EXERCISE GOAL -
Using the entries that follow, state how many lines contain "data", with no other words.

ENTRIES SUPPLIED -
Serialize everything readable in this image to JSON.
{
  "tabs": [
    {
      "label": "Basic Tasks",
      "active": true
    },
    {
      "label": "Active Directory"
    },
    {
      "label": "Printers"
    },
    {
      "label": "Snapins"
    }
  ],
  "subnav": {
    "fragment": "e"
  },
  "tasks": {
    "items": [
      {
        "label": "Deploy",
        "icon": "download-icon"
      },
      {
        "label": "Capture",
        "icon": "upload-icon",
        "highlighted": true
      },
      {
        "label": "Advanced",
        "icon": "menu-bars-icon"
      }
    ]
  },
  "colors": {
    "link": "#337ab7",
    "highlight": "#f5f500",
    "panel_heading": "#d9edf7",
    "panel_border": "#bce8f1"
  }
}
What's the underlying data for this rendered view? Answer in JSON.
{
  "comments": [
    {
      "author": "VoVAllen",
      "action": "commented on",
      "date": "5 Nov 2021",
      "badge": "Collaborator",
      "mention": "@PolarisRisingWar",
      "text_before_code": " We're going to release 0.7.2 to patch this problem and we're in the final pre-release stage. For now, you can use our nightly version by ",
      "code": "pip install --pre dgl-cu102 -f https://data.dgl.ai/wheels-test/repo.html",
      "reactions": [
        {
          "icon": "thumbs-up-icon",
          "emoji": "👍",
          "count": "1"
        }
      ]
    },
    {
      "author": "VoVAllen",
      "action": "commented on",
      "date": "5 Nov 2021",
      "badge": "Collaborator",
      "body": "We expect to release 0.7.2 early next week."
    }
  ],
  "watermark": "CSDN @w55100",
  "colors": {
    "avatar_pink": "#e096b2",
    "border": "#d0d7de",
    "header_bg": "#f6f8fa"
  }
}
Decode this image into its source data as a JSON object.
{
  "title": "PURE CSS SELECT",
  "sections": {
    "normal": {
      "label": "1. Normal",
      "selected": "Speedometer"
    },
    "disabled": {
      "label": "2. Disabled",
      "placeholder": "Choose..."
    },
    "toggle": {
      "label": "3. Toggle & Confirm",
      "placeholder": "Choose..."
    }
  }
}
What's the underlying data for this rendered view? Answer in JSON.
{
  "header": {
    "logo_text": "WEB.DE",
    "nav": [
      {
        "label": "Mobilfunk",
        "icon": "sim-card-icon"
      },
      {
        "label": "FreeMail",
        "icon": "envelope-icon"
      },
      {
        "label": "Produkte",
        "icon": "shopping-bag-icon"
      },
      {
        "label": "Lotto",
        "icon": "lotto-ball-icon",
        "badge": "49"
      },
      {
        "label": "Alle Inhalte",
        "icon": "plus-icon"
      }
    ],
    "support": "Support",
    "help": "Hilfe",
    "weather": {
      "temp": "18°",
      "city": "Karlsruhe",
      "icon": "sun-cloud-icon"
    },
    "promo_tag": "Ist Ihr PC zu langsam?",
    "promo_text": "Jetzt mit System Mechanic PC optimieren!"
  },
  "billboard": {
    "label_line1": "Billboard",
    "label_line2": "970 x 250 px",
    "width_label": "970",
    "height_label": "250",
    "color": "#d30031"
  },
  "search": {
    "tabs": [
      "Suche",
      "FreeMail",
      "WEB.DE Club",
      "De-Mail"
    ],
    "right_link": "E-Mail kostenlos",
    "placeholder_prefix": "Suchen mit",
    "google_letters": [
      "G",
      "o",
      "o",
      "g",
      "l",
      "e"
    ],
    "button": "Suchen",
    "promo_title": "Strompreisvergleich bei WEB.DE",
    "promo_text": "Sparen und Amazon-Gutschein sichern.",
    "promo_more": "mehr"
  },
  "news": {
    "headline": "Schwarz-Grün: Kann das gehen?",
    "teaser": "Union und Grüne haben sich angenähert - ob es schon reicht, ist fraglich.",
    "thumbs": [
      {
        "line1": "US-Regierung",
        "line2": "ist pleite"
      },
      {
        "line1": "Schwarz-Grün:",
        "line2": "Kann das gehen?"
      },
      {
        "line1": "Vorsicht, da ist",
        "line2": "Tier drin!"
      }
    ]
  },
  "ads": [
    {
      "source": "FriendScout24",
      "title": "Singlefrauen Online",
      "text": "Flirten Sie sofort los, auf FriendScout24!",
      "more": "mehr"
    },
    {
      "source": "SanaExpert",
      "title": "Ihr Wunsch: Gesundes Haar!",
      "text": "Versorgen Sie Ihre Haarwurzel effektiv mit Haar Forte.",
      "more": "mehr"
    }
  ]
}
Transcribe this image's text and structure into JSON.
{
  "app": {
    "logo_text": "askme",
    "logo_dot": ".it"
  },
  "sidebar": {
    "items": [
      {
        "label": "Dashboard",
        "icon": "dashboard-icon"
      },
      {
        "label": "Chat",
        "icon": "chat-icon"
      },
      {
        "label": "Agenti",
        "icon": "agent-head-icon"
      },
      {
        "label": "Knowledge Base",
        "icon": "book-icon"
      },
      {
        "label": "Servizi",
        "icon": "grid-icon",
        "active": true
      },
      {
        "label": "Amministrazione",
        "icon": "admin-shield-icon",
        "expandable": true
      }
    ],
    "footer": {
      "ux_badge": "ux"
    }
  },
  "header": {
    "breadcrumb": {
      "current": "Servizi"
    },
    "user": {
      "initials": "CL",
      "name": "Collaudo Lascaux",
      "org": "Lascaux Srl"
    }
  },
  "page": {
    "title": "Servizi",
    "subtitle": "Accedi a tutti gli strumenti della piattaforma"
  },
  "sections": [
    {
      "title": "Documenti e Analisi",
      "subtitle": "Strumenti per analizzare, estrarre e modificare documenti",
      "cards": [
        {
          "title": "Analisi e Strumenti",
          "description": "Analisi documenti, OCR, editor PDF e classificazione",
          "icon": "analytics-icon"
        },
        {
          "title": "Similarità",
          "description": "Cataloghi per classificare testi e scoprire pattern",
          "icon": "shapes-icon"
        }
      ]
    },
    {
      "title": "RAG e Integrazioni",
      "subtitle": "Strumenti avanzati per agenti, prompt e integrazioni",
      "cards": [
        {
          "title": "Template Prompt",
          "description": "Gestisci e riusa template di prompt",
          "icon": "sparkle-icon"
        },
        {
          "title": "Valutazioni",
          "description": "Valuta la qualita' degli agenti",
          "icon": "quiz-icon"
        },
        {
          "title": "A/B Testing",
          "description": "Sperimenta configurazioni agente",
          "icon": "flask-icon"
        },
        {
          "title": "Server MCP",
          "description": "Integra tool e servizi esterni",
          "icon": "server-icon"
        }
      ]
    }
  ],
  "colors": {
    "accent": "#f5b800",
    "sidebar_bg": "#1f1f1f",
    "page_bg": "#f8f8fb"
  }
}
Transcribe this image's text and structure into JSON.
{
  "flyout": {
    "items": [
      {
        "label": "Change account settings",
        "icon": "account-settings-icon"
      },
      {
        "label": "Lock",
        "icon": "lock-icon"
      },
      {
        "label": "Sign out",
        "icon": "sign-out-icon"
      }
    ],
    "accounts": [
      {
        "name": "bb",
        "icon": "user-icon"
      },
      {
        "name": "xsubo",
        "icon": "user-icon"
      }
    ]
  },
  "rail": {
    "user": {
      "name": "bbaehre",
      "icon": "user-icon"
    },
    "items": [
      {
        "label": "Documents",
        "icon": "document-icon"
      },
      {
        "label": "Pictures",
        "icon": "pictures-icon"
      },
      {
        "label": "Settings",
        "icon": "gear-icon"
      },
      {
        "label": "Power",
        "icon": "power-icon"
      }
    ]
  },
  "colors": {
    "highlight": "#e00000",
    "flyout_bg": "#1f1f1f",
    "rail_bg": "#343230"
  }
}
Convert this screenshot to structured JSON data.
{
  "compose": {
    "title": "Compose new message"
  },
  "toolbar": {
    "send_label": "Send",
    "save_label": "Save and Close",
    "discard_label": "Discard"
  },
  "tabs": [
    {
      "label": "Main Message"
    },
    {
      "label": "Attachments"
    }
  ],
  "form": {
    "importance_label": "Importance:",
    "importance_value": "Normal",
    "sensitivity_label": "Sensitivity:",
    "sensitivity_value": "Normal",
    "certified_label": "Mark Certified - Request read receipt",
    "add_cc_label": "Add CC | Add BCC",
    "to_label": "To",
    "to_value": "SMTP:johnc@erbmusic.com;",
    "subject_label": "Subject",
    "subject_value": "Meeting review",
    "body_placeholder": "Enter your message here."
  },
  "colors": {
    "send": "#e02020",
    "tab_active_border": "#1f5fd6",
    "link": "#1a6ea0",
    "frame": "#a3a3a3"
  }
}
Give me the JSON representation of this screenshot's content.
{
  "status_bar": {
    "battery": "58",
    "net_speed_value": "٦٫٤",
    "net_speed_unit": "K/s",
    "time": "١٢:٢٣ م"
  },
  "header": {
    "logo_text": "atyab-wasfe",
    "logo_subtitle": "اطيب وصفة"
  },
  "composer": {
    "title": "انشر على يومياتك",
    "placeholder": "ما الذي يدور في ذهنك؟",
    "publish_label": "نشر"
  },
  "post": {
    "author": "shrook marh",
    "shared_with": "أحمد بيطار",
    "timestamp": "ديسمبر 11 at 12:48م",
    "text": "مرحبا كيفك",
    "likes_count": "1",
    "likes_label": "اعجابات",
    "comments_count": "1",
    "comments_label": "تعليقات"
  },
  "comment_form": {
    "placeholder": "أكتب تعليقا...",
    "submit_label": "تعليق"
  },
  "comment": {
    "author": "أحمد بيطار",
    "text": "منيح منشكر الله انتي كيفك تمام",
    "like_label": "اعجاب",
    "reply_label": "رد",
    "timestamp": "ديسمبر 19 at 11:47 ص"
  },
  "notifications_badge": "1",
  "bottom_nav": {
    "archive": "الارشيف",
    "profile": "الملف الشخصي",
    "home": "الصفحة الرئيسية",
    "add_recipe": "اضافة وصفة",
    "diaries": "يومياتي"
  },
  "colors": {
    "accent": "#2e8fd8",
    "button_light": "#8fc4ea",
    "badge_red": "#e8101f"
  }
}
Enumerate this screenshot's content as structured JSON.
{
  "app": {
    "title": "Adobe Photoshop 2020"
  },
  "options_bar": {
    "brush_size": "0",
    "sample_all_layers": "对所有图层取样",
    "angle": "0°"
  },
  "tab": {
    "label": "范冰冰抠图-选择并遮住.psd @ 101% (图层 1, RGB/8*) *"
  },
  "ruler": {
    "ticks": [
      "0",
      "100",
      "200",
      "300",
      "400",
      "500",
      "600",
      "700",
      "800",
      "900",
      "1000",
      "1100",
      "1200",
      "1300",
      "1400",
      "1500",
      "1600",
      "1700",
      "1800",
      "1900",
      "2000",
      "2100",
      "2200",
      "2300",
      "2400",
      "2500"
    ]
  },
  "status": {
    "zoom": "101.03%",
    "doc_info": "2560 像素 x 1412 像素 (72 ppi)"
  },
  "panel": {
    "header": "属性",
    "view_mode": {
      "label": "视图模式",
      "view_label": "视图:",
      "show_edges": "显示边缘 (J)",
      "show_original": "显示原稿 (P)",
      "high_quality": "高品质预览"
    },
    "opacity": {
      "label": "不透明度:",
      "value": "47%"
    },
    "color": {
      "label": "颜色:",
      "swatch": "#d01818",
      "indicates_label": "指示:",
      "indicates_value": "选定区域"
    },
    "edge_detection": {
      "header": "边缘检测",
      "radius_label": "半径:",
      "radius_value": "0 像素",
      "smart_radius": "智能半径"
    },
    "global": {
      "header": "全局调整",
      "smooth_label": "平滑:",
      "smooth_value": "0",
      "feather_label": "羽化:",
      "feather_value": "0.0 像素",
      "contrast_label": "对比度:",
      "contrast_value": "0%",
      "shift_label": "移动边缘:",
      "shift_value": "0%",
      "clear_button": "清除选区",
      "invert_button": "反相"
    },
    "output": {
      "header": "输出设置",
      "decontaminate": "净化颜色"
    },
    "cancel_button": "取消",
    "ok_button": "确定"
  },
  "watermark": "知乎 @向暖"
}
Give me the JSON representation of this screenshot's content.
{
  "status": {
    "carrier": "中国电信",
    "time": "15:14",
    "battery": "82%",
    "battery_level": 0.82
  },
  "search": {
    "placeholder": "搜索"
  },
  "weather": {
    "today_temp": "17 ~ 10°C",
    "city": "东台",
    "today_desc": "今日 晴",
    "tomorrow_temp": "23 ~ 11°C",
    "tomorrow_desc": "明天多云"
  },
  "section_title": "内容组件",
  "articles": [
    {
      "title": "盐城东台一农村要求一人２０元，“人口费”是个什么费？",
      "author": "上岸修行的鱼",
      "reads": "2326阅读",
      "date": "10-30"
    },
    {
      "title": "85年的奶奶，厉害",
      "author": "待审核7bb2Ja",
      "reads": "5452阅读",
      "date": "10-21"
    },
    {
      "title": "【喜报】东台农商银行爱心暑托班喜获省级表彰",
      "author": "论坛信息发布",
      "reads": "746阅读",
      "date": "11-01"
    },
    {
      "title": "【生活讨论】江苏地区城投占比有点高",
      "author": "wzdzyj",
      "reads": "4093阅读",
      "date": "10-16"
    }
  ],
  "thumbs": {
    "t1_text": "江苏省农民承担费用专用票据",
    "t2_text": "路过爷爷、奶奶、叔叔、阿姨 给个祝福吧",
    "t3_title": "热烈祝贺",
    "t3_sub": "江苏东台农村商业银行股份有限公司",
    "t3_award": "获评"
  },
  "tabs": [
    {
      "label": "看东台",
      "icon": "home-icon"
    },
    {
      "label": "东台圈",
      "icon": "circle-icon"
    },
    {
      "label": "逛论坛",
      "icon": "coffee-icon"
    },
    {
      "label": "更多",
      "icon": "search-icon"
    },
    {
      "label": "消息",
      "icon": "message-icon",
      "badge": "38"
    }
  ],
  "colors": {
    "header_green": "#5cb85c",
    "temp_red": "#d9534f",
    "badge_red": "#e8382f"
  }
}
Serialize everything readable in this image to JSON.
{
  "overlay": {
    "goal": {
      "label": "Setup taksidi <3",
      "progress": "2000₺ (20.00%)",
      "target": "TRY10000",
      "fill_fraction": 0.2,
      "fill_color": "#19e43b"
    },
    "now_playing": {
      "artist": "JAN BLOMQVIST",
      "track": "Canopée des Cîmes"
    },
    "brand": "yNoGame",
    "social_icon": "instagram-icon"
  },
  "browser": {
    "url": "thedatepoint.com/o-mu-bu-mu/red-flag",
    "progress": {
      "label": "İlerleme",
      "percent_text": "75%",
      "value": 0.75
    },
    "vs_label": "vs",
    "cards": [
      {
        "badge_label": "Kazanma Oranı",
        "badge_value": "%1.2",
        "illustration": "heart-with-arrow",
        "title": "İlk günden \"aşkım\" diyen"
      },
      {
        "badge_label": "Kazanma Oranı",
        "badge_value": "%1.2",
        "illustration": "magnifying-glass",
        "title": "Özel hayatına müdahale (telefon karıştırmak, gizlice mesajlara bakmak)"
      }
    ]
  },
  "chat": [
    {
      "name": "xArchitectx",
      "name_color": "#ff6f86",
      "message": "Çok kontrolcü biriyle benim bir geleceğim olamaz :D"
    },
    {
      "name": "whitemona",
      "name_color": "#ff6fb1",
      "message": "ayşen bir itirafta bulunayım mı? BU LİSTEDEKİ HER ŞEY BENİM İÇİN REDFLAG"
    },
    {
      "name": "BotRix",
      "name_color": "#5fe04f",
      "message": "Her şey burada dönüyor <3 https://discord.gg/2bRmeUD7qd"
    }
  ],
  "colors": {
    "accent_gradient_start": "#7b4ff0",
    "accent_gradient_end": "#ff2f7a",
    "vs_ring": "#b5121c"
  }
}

FINISHED EXERCISE -
5